Paul Carini, an assistant professor of environmental microbiology in the Department of Environmental Science and BIO5 Institute member, is the recipient of two early career awards that will allow him to study microbial resilience in harsh environments—from the desert to the depths of the ocean.
This past month, Carini was recognized with a 2022 Faculty Early Career Development (CAREER) award from the National Science Foundation (NSF). The organization’s prestigious CAREER award program is designed to support junior faculty members, “who have the potential to serve as academic role models in research and education and to lead advances in the mission of their department or organization.”
Over the next five years, Carini will use the $1.5M award to understand what contributes to the resilience of soil bacteria living under extended dry periods in arid and semi-arid climates. In these regions, soil microbes face extreme stress from increases in temperature and drought that lead to severe soil drying.
“We know that some microbes have a strategy to cope with drying—they go into hiding and form what's called a spore, which is basically a protective shell on the outside of the cell. They can persist in the spore state for long periods of time and emerge when growth conditions are more favorable,” Carini explained. “But most soil microbes cannot form spores. We are investigating how non-spore forming microbes survive without water.”
The processes through which non-spore forming microbes persist in periods of extended drought are not well understood. Leveraging an extensive collection of more than 3,000 bacterial cultures from Arizona soils, Carini’s work could inform future, low-water agricultural practices.
“A third of the world is arid or semi-arid and about half of the world's population lives in those regions. The prediction is that these areas are going to expand with climate change and that's going to really affect food production in those regions, as well as the ability of arid soils to sequester carbon” Carini explained.
“Getting a handle on how microbes are adapted to cope with that is going to help us, for example, engineer microbial inoculants that could be used to facilitate the growth of agricultural crops in arid regions.”
From the desert to the deep ocean
Carini was also recognized by the Simons Foundation and presented the 2022 Early Career Investigator in Marine Microbial Ecology and Evolution Award. With the $660K award allocation, Carini will investigate how bacteria in the depths of the ocean are able to survive, despite being isolated in 6-million-year-old deep-sea sediments.
“It’s a very different project,” Carini said. “But it’s going to help scientists better understand the role the ocean plays in mitigating carbon dioxide in the atmosphere through improved long term carbon storage models.”
It all comes down to growth rate, or something biologists refer to as doubling times.
“When we talk about doubling time, that's the time it takes for one bacterium to divide into two,” Carini explains.
In soil, bacteria can double in two or three days in nature. In the lab, under careful enrichment, they can double much faster than that, in some cases on the order of once every four hours, according to Carini.
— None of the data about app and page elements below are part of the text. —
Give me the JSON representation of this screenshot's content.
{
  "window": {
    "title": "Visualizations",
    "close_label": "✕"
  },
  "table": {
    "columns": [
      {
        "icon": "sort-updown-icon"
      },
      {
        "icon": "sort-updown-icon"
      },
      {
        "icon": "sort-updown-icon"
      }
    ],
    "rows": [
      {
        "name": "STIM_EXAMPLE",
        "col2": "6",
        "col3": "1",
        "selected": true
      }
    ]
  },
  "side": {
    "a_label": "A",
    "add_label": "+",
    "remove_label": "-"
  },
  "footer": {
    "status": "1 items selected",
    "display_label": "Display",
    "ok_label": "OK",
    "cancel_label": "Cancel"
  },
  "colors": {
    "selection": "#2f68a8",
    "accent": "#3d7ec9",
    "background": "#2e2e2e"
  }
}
E. coli, for example, can double once every 20 minutes.
So how long does it take bacteria at the bottom of the ocean to double? About 100 years, perhaps thousands of years, according to Carini. It depends on the microbe and the ocean location.
Carini will be working with bacteria that were deposited in deep-sea sediment roughly six million years ago.
“They're effectively not growing on human time scales. We can't observe them growing but they're not dead and the evidence of that is that we can culture them again. Under the right conditions, they wake up again in the laboratory,” Carini said. “In nature, it’s not uncommon for microbes to halt their growth. And thank goodness, right? There are so many microbes on Earth that if they all grew at the rate of E. coli, by tomorrow afternoon we would be under a foot of microbial biomass.”
Why does it matter how long it takes bacteria in the ocean to double? It all goes back to carbon dioxide. The bottom of the ocean is a major sink for carbon through a process called the biological pump.
“Basically, phytoplankton in the surface ocean convert carbon dioxide in the air to organic carbon. That organic carbon is transported through sedimentation to the bottom of the ocean. On the seafloor microbes recycle the deposited organic carbon back into carbon dioxide,” Carini explained. “And a major focus of microbial oceanography is to try and understand the efficiency of that process and how to lock more of that carbon down at the bottom of the ocean for a longer period of time.”
Understanding the biology of how bacteria at the bottom of the ocean process this carbon likely has implications for the search for life on other planets, too, according to Carini.
“Really, it’s about trying to understand how life can thrive in these really narrow bands of energy availability,” Carini said. “That can be in the desert, that can be at the bottom of the ocean. Or perhaps on other planets.”